Which lines of the entries below contain the string "title"? Copy each one.

(THE INPUT begins)

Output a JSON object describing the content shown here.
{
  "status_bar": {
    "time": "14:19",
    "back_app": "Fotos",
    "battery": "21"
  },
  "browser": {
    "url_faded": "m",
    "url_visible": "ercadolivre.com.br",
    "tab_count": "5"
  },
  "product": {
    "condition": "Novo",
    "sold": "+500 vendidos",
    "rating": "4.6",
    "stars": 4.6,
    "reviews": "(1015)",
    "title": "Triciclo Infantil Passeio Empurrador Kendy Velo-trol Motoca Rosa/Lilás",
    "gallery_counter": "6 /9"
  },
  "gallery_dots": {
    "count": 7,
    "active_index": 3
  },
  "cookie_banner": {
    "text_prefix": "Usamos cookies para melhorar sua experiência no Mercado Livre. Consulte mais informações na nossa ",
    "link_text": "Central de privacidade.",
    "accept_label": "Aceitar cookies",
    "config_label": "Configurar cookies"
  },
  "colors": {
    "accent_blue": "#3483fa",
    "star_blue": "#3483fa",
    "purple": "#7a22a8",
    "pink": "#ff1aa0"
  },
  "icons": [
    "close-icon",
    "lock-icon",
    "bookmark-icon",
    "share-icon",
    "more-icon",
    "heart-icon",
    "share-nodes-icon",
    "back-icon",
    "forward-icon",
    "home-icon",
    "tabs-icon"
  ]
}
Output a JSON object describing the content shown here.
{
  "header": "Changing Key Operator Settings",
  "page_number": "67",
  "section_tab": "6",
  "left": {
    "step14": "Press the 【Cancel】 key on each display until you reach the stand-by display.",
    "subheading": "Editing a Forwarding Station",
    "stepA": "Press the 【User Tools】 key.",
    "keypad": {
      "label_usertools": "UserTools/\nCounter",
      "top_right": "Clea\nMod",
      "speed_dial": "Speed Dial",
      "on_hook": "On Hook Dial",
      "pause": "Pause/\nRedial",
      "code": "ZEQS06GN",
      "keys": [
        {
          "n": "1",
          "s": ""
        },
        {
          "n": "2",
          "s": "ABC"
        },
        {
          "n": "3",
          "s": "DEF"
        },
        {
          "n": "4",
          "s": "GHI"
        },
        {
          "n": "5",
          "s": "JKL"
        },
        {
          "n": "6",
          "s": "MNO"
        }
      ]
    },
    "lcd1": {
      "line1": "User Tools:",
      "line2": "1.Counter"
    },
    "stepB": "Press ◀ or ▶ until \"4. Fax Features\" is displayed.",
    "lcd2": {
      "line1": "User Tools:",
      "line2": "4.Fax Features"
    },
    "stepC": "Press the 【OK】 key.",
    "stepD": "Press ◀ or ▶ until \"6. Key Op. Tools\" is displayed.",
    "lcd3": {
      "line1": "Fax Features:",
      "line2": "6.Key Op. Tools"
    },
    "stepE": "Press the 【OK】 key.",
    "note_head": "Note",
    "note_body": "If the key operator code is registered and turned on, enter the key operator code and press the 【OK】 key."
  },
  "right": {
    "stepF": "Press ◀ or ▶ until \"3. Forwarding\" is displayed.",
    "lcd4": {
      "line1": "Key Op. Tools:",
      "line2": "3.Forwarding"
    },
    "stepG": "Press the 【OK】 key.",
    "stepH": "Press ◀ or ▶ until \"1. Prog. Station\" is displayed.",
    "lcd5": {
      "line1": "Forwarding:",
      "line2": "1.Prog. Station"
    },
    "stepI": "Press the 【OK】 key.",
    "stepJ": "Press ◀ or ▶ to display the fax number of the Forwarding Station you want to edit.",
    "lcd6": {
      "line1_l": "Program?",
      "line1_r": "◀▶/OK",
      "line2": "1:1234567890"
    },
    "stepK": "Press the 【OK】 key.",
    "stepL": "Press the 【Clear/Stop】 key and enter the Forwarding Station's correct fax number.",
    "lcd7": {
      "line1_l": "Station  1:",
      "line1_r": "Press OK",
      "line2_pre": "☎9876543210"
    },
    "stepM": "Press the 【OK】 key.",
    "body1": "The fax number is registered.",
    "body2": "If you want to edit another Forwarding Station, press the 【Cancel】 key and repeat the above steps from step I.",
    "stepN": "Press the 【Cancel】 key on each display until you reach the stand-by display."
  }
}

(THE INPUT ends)
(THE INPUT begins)

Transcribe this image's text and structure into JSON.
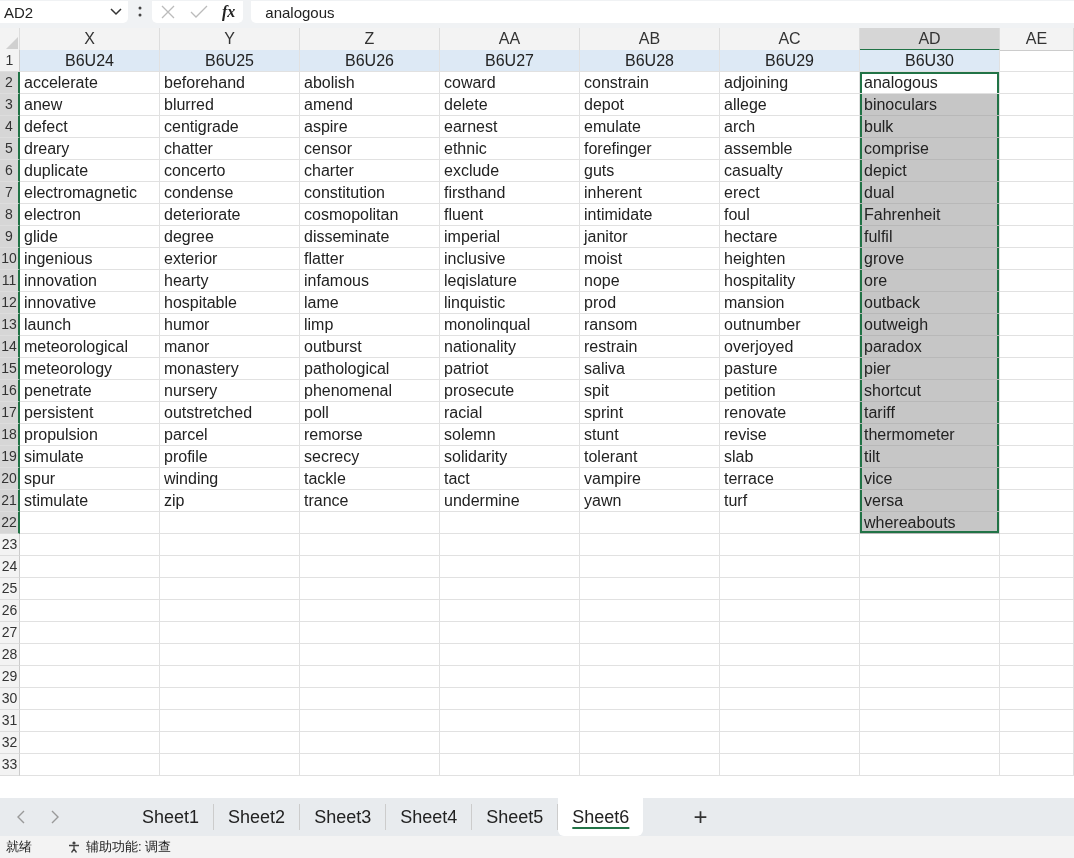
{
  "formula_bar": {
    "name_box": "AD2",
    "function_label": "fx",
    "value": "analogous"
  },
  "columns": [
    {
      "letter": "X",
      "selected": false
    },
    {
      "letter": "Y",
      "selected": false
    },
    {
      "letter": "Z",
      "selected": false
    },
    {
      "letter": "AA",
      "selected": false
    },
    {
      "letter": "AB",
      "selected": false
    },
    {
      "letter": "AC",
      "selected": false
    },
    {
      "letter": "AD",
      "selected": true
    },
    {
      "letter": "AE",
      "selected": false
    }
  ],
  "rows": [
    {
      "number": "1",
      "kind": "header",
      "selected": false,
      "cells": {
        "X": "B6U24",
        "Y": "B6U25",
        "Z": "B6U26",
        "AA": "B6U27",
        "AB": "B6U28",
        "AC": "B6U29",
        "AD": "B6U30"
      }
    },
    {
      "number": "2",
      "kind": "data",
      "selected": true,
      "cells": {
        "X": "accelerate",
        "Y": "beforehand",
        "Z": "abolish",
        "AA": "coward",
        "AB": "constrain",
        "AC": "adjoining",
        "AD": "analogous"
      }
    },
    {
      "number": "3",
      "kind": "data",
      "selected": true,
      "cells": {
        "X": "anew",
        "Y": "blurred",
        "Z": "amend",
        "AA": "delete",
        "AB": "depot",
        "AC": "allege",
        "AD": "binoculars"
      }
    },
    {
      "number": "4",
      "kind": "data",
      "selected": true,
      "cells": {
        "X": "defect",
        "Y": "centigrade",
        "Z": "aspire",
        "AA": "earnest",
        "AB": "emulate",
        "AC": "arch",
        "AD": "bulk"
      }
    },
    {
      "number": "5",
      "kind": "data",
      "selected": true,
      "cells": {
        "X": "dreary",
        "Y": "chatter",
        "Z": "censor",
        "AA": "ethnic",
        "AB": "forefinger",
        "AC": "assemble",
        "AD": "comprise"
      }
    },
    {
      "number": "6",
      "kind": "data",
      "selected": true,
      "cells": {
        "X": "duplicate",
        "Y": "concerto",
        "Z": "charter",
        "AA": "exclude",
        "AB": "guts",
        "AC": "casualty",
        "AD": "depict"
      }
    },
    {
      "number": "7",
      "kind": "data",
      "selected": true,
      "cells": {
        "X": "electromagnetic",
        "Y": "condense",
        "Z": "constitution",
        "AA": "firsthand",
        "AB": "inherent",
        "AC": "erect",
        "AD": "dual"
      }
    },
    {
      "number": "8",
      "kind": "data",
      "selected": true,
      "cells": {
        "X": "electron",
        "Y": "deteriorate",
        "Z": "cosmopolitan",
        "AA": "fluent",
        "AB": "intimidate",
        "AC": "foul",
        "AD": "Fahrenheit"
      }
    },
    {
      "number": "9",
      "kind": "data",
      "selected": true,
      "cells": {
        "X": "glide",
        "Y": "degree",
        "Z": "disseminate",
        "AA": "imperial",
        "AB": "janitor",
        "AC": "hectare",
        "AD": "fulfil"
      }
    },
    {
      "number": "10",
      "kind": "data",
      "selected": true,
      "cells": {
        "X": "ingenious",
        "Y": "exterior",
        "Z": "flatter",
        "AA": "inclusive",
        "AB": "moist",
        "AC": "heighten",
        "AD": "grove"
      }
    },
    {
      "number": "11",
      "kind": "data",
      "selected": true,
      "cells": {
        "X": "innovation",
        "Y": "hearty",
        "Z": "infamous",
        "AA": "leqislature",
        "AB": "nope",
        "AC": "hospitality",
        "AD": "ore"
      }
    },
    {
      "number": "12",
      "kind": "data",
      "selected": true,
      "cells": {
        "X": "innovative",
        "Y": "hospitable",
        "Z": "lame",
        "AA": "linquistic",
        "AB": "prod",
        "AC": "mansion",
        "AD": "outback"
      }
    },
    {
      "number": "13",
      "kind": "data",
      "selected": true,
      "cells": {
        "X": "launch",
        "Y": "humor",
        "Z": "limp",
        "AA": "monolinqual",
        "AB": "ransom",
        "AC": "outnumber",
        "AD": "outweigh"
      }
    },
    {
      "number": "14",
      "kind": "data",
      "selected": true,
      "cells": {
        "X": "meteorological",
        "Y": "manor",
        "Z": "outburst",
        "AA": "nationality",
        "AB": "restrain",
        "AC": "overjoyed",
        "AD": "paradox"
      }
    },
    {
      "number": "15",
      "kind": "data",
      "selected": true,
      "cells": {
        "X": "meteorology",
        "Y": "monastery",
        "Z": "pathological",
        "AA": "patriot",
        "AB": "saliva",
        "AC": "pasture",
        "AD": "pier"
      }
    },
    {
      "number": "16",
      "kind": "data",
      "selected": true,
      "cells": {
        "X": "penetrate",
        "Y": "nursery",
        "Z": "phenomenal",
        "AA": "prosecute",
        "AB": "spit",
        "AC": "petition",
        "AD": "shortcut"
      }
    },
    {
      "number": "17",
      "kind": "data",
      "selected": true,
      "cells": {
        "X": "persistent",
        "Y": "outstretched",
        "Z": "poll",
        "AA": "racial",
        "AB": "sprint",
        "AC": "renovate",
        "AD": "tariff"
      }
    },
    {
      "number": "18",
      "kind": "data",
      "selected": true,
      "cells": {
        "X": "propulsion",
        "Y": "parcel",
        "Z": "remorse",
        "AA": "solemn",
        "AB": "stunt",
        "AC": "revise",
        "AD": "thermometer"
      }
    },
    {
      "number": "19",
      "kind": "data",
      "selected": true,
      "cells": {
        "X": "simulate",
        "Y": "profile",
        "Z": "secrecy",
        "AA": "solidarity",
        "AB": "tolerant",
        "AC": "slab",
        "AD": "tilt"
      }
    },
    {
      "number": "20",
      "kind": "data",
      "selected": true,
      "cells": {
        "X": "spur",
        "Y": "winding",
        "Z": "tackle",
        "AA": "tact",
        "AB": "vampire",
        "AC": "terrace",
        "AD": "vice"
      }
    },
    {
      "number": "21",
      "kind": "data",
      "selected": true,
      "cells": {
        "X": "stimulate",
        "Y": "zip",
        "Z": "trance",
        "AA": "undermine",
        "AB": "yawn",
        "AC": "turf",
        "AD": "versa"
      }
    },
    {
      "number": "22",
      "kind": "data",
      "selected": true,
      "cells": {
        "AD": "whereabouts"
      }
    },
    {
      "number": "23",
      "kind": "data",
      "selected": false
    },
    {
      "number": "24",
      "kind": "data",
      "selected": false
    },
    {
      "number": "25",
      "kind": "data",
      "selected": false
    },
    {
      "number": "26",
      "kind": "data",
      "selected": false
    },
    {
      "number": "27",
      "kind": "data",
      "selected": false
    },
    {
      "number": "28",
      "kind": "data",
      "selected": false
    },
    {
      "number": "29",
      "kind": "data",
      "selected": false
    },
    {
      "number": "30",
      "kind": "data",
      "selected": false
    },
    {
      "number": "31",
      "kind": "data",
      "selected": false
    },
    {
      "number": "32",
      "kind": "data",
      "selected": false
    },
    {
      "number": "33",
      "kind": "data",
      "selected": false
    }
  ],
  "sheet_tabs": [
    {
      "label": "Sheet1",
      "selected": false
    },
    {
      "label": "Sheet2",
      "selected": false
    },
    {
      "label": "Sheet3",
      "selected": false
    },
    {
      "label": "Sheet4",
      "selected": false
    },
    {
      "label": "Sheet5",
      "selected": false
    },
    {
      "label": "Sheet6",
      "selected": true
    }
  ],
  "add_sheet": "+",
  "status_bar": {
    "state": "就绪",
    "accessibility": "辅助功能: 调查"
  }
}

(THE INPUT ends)
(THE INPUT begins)

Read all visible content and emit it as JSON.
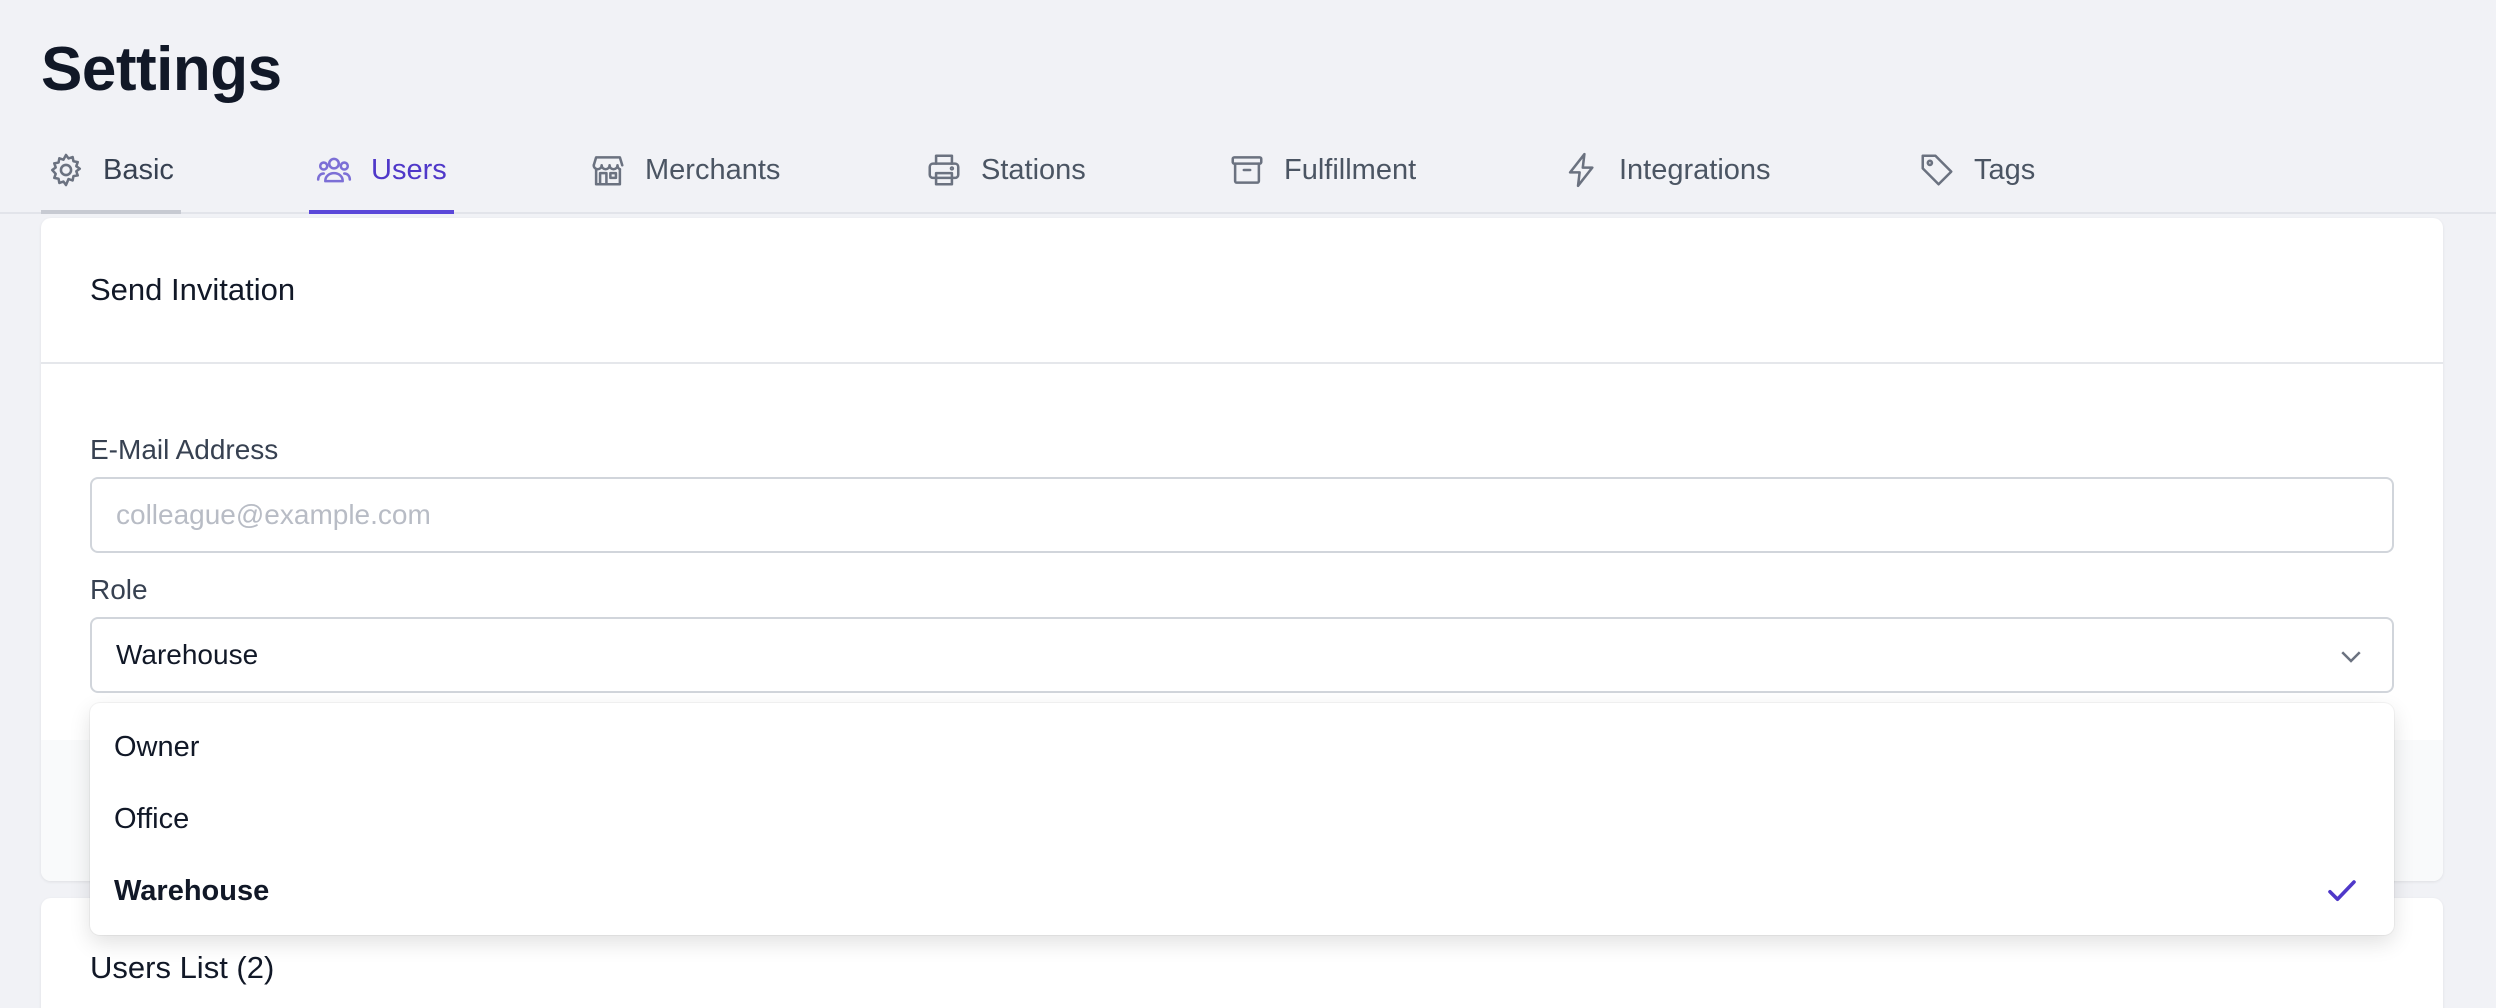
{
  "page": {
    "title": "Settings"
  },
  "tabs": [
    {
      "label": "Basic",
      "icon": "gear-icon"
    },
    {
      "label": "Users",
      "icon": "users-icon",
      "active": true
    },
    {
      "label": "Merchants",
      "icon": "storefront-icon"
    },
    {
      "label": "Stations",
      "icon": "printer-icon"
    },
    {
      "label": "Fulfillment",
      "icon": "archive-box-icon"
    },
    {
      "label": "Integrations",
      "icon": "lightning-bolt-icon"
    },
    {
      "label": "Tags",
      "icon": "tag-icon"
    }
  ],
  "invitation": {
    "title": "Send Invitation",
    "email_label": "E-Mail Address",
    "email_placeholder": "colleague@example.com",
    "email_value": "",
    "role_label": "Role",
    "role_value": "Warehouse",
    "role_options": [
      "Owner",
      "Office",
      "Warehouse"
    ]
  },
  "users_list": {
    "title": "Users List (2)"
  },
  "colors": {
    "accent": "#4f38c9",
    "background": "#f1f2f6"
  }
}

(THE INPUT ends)

# EXERCISE RESPONSE
    "title": "Triciclo Infantil Passeio Empurrador Kendy Velo-trol Motoca Rosa/Lilás",
    "title": "Settings"
    "title": "Send Invitation",
    "title": "Users List (2)"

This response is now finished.